A woman who died after leaning out of a train window and hitting her head on a tree branch was nearly twice the legal drink-drive limit, an investigation found.
Bethan Roper, 28, suffered fatal injuries while on her way back from a Christmas shopping trip in Bath, Somerset in December 2018.
The charity worker, from Penarth, Wales, was pronounced dead after arriving at Bristol Temple Meads station following the accident.
An inquest was opened into her death shortly after and adjourned pending several expert reports.
Today, the Rail Accident Investigation Branch (RAIB) published its findings into the devastating event.
The 35-page document lists a series of recommendations and key points – including a previously unseen toxicology report.
The report shows the stump of the branch of the tree which Ms Roper is believed to have hit
An aerial photo shows the branch sticking out over the track. A report found the line had not been inspected since 2009
Ms Roper, 28, was travelling to Bristol on her way home to Penarth, Wales from Bath
The report states: ‘The toxicology report concluded that the passenger’s blood contained 142 milligrams of ethanol per 100 millilitres.
‘This is nearly twice the UK legal driving limit of 80 milligrams in 100 millilitres of blood.
‘It is generally recognised that this would cause a level of intoxication in the average social drinker which may affect their co-ordination and judgement. However, the actual effect on the passenger involved is unknown.’
The report also noted that Network Rail had not undertaken a tree inspection on the stretch of track where the accident happened since 2009.
This meant the branch was close enough for a passenger leaning out of a window to come into contact with it.
It is thought that Bethan had been visiting the Christmas market in Bath with friends on December 1 before she boarded the train home at around 10pm.
A picture of the train involved shows how low the windows on the doors can go
The report found the sign was too small, not strongly worded enough and should be red
The report states: ‘The RAIB is satisfied that one of the group of friends opened the window and at least one other friend leant out of the window before the passenger who was injured did so.
‘Witness evidence indicates that the passenger had her head out of the window for a few seconds before falling back into the vestibule having sustained a serious head injury.’
The RAIB recognised that a sign warning passengers not to put their head out of the window could have been clearer.
It found that the word ‘caution’ suggests that leaning out of the train window is something that may be done safely if a degree of care or precautions are taken.
It added that the use of a yellow background to the sign is a recognised characteristic of a warning sign as opposed to the more appropriate use of a red background to convey danger.
The report concluded that sign, fitted in 2007, may also have been too small.

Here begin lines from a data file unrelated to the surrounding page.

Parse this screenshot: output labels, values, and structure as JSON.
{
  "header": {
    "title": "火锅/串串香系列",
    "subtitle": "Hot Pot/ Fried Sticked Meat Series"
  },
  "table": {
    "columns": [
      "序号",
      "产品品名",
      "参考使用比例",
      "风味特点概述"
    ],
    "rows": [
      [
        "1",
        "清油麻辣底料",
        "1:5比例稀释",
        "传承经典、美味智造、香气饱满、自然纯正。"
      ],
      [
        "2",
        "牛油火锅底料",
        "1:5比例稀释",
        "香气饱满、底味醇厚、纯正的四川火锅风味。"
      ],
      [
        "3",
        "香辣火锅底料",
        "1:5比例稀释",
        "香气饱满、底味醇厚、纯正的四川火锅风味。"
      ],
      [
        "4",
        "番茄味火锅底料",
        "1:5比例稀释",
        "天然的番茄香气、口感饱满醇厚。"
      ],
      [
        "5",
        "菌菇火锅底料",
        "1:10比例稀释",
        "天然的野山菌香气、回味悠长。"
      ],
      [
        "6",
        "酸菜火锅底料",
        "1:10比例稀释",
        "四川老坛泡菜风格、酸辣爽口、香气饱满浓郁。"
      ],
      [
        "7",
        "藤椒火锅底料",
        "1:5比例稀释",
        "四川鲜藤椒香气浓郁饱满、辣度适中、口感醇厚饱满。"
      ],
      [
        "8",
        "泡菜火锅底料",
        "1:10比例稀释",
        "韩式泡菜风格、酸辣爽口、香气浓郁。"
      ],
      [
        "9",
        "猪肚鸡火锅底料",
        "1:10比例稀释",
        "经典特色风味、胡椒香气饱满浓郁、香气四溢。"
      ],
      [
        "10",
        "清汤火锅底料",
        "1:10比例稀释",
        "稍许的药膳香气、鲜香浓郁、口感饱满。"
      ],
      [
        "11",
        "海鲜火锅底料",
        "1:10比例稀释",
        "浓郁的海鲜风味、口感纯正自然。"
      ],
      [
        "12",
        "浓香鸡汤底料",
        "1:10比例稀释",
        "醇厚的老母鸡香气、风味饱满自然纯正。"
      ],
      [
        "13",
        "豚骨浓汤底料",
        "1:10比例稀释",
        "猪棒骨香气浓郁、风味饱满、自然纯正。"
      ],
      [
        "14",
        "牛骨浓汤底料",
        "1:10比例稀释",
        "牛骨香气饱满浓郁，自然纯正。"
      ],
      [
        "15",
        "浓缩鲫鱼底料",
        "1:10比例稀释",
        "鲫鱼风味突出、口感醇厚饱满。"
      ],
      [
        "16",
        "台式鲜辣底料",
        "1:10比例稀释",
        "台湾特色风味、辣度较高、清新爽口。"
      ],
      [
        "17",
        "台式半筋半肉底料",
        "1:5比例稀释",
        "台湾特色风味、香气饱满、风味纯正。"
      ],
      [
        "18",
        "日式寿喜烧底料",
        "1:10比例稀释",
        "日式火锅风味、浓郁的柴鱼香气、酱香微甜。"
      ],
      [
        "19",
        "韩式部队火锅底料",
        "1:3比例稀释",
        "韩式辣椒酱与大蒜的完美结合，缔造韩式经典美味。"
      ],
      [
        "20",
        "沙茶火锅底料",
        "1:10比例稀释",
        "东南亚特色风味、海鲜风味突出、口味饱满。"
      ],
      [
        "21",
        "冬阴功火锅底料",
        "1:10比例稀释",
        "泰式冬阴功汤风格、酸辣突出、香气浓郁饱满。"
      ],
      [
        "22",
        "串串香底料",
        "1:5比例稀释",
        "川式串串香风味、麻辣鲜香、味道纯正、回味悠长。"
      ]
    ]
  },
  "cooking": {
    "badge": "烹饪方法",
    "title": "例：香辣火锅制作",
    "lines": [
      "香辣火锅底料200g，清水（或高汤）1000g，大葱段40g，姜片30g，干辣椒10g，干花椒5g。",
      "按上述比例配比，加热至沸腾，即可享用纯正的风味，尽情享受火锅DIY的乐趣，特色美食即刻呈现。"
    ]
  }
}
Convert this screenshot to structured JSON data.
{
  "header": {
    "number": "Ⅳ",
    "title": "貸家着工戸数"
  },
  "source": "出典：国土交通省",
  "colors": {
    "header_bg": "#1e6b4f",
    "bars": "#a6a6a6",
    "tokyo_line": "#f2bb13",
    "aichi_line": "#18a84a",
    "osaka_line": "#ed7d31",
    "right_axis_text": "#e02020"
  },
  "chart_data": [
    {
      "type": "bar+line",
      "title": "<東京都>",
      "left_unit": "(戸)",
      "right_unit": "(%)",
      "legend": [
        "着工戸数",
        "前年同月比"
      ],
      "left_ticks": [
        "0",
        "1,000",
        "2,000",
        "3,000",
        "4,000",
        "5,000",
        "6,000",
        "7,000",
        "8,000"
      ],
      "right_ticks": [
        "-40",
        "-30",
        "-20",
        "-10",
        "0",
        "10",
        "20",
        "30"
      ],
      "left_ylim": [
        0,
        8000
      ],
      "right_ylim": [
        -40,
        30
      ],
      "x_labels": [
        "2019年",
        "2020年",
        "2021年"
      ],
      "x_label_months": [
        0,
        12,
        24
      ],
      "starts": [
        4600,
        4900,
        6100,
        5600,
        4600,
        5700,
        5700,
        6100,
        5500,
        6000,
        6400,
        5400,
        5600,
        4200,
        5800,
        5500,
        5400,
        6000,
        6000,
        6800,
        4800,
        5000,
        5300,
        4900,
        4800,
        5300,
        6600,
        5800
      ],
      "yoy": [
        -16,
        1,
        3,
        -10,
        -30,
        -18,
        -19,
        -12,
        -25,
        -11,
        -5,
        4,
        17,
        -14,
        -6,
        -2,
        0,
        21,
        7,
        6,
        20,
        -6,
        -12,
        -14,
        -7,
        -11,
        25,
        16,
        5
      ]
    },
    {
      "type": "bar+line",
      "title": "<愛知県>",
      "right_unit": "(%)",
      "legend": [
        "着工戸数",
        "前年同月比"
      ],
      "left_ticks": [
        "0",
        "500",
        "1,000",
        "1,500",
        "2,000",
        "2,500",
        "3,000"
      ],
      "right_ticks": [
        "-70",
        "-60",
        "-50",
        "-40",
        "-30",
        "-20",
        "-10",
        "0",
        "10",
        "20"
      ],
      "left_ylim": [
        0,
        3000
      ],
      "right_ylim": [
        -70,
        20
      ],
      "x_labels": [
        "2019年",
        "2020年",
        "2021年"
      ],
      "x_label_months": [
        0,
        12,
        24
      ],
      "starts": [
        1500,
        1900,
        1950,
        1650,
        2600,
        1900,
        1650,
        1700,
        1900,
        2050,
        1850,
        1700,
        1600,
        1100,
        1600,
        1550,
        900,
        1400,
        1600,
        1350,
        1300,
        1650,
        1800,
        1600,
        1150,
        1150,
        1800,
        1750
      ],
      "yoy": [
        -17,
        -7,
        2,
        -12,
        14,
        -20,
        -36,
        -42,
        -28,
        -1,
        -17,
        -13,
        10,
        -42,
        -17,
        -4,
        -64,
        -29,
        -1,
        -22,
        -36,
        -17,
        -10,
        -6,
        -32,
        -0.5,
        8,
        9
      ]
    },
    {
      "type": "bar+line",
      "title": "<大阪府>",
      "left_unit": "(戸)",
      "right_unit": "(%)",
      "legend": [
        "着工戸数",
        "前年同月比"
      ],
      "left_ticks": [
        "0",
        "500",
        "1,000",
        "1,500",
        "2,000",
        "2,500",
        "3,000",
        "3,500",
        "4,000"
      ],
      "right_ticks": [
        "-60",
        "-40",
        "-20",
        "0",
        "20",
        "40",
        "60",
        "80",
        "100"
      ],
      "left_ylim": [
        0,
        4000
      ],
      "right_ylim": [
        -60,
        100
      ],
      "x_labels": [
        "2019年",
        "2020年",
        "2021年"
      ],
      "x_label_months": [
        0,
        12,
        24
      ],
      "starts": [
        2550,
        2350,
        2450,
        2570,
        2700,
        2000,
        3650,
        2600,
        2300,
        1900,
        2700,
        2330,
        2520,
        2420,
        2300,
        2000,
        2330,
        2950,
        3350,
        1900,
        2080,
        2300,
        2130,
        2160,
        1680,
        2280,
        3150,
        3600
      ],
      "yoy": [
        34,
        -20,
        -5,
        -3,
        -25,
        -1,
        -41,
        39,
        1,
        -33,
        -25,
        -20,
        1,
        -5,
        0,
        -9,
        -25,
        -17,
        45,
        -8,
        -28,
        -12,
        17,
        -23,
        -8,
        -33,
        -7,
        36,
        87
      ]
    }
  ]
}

Speaking previously, Bethan’s dad Adrian said: ‘All of us who knew Bethan have been very privileged. She was beautiful in every way. Her goodness and fullness of spirit will live on in our hearts and actions.’
A graphic in the report shows how the tree grew from a stump over 20 years
The report also features this photo of the tree branch sticking out of undergrowth
Four recommendations were made based on the report’s findings and two ‘learning points’ were advised.
It said: ‘One recommendation is addressed to operators of mainline passenger trains, including charter operators, and seeks to minimise the likelihood of passengers leaning out of droplight windows when a train is away from stations.
‘A second recommendation, is addressed to operators of heritage railways and seeks to improve their management of the risks associated with passengers leaning out vehicles.
‘The third recommendation is addressed to Great Western Railway and seeks to reduce the potential for hazards associated with its operations being overlooked.
‘The fourth recommendation is addressed to the Rail Safety and Standards Board (RSSB) and seeks to ensure that its advice on emergency and safety signs reflects the level of risk associated with the hazard being mitigated.
‘The learning points reinforce the importance of undertaking regular tree inspections and the value of train operators having well briefed procedures for dealing with medical emergencies on board trains.’